Directions:
Only the count is needed. Count the lines below with the word "this" in them.

Given data:
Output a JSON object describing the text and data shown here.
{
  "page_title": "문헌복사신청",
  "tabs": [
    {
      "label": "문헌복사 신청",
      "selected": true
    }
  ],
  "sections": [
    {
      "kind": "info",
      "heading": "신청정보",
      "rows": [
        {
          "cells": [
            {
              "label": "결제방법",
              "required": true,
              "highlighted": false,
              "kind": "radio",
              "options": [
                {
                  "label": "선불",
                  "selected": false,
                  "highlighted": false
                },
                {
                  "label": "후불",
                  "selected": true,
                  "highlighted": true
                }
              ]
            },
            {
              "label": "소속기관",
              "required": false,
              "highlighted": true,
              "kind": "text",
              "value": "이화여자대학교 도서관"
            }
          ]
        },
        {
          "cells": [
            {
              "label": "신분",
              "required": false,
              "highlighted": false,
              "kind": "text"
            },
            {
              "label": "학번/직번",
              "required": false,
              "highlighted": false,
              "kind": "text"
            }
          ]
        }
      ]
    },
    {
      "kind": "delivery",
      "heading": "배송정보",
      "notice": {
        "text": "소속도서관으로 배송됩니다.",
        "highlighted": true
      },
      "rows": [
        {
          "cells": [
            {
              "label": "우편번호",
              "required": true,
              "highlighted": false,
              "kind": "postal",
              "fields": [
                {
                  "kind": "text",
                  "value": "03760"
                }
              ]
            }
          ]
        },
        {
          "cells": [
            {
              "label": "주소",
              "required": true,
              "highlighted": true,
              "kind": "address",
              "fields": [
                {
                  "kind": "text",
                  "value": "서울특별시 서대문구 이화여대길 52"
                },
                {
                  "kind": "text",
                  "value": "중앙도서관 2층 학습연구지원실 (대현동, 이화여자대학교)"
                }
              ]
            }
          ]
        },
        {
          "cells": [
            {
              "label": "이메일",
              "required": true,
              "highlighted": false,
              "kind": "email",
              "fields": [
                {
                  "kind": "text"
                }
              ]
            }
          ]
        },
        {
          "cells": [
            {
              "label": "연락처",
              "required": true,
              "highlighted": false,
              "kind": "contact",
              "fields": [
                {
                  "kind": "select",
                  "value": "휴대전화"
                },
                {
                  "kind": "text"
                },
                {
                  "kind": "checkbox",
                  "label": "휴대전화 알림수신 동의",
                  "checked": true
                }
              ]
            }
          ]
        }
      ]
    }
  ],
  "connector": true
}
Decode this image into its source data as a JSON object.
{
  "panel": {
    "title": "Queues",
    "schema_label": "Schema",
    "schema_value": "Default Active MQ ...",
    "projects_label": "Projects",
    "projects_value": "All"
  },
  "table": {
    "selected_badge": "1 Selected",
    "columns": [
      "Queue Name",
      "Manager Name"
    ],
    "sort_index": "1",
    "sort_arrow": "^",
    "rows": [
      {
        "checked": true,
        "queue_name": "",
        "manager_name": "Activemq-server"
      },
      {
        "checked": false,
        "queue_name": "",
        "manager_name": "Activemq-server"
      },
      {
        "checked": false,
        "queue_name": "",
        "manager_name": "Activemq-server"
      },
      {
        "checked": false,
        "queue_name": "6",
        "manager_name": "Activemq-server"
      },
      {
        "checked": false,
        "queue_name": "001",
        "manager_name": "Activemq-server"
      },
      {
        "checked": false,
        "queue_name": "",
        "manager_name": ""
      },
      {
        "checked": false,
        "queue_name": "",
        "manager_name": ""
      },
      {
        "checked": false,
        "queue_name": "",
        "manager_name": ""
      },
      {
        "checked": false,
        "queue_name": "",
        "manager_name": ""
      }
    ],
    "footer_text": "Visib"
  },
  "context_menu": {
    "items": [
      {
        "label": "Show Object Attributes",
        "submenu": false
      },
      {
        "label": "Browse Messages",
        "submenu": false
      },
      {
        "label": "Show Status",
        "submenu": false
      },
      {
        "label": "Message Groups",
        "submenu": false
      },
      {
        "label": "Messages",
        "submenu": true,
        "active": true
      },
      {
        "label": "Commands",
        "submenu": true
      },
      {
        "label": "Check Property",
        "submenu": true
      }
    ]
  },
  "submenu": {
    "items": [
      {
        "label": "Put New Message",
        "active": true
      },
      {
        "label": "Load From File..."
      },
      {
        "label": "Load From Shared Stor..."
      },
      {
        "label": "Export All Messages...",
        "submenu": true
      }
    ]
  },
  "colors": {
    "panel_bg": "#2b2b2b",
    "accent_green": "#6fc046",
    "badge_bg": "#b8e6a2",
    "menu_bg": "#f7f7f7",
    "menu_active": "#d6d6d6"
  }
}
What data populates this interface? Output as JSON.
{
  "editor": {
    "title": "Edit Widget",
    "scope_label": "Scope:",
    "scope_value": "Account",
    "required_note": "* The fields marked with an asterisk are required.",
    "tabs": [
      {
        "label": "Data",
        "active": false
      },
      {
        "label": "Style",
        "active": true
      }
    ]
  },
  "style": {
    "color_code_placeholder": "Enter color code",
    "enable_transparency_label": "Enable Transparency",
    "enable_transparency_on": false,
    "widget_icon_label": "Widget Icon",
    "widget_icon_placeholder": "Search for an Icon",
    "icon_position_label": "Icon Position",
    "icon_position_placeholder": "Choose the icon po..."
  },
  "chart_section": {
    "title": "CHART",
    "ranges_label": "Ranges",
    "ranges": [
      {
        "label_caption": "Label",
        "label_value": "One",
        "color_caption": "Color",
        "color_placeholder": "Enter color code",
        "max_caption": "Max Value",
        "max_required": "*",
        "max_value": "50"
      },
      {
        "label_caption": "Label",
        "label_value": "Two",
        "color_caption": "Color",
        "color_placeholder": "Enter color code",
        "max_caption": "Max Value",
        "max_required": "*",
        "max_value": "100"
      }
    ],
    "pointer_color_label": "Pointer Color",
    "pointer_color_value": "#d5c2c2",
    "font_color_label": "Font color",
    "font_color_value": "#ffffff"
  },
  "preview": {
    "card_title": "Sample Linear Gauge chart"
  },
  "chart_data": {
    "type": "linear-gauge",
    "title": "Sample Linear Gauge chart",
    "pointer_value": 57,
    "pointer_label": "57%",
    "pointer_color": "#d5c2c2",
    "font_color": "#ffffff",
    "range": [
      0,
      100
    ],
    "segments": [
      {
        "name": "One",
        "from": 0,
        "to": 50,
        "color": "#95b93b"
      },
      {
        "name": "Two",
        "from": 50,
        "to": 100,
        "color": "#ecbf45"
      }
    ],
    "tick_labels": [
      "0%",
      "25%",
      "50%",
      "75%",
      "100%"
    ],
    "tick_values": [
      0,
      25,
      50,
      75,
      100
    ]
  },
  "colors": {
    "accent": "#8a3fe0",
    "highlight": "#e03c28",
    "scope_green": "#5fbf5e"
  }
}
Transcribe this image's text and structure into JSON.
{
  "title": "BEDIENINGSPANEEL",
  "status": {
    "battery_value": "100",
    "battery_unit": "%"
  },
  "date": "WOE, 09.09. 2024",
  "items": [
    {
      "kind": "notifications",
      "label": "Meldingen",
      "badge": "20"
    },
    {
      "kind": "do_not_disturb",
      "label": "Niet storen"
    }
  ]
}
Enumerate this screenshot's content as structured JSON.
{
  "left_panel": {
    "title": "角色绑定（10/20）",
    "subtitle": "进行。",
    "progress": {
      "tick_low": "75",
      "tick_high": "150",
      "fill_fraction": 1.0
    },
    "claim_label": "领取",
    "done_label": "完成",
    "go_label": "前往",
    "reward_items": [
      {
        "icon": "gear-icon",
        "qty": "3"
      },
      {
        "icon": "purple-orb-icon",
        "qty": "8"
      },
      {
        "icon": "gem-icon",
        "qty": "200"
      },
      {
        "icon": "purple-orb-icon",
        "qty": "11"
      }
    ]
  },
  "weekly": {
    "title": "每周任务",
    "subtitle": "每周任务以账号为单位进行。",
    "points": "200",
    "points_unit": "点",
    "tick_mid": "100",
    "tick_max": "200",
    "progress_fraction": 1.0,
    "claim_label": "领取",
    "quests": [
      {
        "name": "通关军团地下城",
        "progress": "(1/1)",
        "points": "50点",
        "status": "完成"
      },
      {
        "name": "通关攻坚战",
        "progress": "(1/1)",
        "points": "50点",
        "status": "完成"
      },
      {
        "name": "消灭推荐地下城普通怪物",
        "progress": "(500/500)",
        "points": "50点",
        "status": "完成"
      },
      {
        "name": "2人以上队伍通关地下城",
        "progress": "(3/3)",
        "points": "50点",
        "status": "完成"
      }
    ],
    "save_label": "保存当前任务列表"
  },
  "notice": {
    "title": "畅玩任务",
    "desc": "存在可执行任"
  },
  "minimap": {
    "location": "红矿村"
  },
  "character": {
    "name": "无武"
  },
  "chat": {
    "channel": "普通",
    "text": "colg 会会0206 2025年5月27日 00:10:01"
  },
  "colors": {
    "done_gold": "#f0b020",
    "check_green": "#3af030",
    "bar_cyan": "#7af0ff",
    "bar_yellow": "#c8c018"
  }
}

Answer:
4